PROVIDED MATERIAL ::
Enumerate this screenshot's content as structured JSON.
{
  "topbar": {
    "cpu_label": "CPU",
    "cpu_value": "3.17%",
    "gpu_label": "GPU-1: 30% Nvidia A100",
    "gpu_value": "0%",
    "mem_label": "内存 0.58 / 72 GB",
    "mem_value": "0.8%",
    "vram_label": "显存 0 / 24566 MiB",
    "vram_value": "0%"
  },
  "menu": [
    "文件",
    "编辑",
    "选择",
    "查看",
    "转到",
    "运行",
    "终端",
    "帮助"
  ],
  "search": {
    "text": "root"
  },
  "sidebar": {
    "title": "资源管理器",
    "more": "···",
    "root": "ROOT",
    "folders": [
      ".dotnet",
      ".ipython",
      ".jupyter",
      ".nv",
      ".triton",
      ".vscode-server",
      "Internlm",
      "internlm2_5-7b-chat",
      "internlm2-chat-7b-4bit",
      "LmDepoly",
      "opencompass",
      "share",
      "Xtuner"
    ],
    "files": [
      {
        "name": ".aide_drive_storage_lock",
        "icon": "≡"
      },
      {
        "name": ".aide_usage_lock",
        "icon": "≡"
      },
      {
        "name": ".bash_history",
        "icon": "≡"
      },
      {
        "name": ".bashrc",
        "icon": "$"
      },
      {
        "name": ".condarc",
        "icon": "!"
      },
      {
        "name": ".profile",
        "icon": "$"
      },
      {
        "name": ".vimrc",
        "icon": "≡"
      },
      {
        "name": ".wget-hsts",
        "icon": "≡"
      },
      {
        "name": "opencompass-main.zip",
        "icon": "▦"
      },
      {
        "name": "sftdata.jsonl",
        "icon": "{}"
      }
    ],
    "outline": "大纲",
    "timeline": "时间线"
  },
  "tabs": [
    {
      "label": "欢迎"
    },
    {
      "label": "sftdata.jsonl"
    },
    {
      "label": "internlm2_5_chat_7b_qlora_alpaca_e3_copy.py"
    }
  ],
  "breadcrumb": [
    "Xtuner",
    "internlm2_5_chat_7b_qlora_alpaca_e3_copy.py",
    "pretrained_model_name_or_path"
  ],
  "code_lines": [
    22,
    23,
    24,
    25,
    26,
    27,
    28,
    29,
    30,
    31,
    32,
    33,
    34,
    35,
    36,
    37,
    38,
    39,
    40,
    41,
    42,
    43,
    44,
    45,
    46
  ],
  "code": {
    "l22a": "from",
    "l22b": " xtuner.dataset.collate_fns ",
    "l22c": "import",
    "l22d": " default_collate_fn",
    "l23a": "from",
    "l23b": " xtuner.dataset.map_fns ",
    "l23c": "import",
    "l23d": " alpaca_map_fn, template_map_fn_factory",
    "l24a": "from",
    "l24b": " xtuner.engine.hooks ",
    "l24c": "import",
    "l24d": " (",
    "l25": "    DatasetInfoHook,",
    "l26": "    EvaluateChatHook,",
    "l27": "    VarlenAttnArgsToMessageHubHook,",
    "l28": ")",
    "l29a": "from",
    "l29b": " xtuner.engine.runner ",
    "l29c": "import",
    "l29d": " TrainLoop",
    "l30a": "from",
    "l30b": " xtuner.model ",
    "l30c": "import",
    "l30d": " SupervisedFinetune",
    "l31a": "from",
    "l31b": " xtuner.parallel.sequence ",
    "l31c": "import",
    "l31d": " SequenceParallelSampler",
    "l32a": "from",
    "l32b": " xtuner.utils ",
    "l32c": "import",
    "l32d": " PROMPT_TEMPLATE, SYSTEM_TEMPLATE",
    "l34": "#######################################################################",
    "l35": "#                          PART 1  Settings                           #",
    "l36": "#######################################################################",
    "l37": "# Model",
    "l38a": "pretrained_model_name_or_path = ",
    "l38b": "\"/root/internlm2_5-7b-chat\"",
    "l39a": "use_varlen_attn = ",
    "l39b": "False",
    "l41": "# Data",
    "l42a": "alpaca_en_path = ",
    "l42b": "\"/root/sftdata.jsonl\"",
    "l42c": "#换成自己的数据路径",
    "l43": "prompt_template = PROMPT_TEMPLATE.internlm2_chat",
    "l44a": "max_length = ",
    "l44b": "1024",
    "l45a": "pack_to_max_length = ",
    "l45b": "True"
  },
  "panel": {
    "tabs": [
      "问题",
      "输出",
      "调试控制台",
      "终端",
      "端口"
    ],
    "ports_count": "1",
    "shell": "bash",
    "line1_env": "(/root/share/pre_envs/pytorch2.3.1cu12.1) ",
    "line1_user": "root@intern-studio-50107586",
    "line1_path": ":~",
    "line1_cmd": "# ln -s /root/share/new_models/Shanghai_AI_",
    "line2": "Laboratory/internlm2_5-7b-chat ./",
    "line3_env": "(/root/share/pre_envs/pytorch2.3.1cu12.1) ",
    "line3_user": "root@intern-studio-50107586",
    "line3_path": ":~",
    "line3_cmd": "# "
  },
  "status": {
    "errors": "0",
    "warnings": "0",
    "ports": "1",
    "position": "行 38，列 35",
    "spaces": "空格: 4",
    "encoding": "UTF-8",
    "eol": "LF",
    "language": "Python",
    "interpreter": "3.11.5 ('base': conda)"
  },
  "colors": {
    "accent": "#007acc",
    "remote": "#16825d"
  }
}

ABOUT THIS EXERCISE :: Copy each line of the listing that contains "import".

FINISHED TASK ::
    "l22c": "import",
    "l23c": "import",
    "l24c": "import",
    "l29c": "import",
    "l30c": "import",
    "l31c": "import",
    "l32c": "import",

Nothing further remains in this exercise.